'''

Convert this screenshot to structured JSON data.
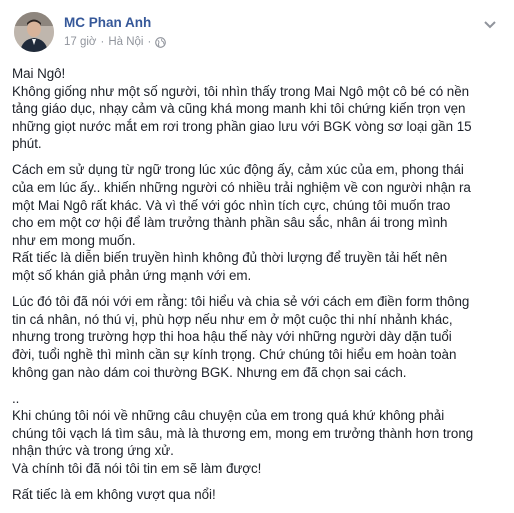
{
  "post": {
    "author": "MC Phan Anh",
    "time": "17 giờ",
    "separator": "·",
    "location": "Hà Nội",
    "separator2": "·"
  },
  "paragraphs": [
    "Mai Ngô!\nKhông giống như một số người, tôi nhìn thấy trong Mai Ngô một cô bé có nền\ntảng giáo dục, nhạy cảm và cũng khá mong manh khi tôi chứng kiến trọn vẹn\nnhững giọt nước mắt em rơi trong phần giao lưu với BGK vòng sơ loại gần 15\nphút.",
    "Cách em sử dụng từ ngữ trong lúc xúc động ấy, cảm xúc của em, phong thái\ncủa em lúc ấy.. khiến những người có nhiều trải nghiệm về con người nhận ra\nmột Mai Ngô rất khác. Và vì thế với góc nhìn tích cực, chúng tôi muốn trao\ncho em một cơ hội để làm trưởng thành phần sâu sắc, nhân ái trong mình\nnhư em mong muốn.\nRất tiếc là diễn biến truyền hình không đủ thời lượng để truyền tải hết nên\nmột số khán giả phản ứng mạnh với em.",
    "Lúc đó tôi đã nói với em rằng: tôi hiểu và chia sẻ với cách em điền form thông\ntin cá nhân, nó thú vị, phù hợp nếu như em ở một cuộc thi nhí nhảnh khác,\nnhưng trong trường hợp thi hoa hậu thế này với những người dày dặn tuổi\nđời, tuổi nghề thì mình cần sự kính trọng. Chứ chúng tôi hiểu em hoàn toàn\nkhông gan nào dám coi thường BGK. Nhưng em đã chọn sai cách.",
    "..\nKhi chúng tôi nói về những câu chuyện của em trong quá khứ không phải\nchúng tôi vạch lá tìm sâu, mà là thương em, mong em trưởng thành hơn trong\nnhận thức và trong ứng xử.\nVà chính tôi đã nói tôi tin em sẽ làm được!",
    "Rất tiếc là em không vượt qua nổi!"
  ],
  "icons": {
    "audience": "globe-icon",
    "options": "chevron-down-icon"
  },
  "colors": {
    "author": "#365899",
    "meta": "#90949c",
    "text": "#1d2129"
  }
}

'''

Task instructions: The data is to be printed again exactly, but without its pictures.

Final answer:
Convert this screenshot to structured JSON data.
{
  "post": {
    "author": "MC Phan Anh",
    "time": "17 giờ",
    "separator": "·",
    "location": "Hà Nội",
    "separator2": "·"
  },
  "paragraphs": [
    "Mai Ngô!\nKhông giống như một số người, tôi nhìn thấy trong Mai Ngô một cô bé có nền\ntảng giáo dục, nhạy cảm và cũng khá mong manh khi tôi chứng kiến trọn vẹn\nnhững giọt nước mắt em rơi trong phần giao lưu với BGK vòng sơ loại gần 15\nphút.",
    "Cách em sử dụng từ ngữ trong lúc xúc động ấy, cảm xúc của em, phong thái\ncủa em lúc ấy.. khiến những người có nhiều trải nghiệm về con người nhận ra\nmột Mai Ngô rất khác. Và vì thế với góc nhìn tích cực, chúng tôi muốn trao\ncho em một cơ hội để làm trưởng thành phần sâu sắc, nhân ái trong mình\nnhư em mong muốn.\nRất tiếc là diễn biến truyền hình không đủ thời lượng để truyền tải hết nên\nmột số khán giả phản ứng mạnh với em.",
    "Lúc đó tôi đã nói với em rằng: tôi hiểu và chia sẻ với cách em điền form thông\ntin cá nhân, nó thú vị, phù hợp nếu như em ở một cuộc thi nhí nhảnh khác,\nnhưng trong trường hợp thi hoa hậu thế này với những người dày dặn tuổi\nđời, tuổi nghề thì mình cần sự kính trọng. Chứ chúng tôi hiểu em hoàn toàn\nkhông gan nào dám coi thường BGK. Nhưng em đã chọn sai cách.",
    "..\nKhi chúng tôi nói về những câu chuyện của em trong quá khứ không phải\nchúng tôi vạch lá tìm sâu, mà là thương em, mong em trưởng thành hơn trong\nnhận thức và trong ứng xử.\nVà chính tôi đã nói tôi tin em sẽ làm được!",
    "Rất tiếc là em không vượt qua nổi!"
  ],
  "icons": {
    "audience": "globe-icon",
    "options": "chevron-down-icon"
  },
  "colors": {
    "author": "#365899",
    "meta": "#90949c",
    "text": "#1d2129"
  }
}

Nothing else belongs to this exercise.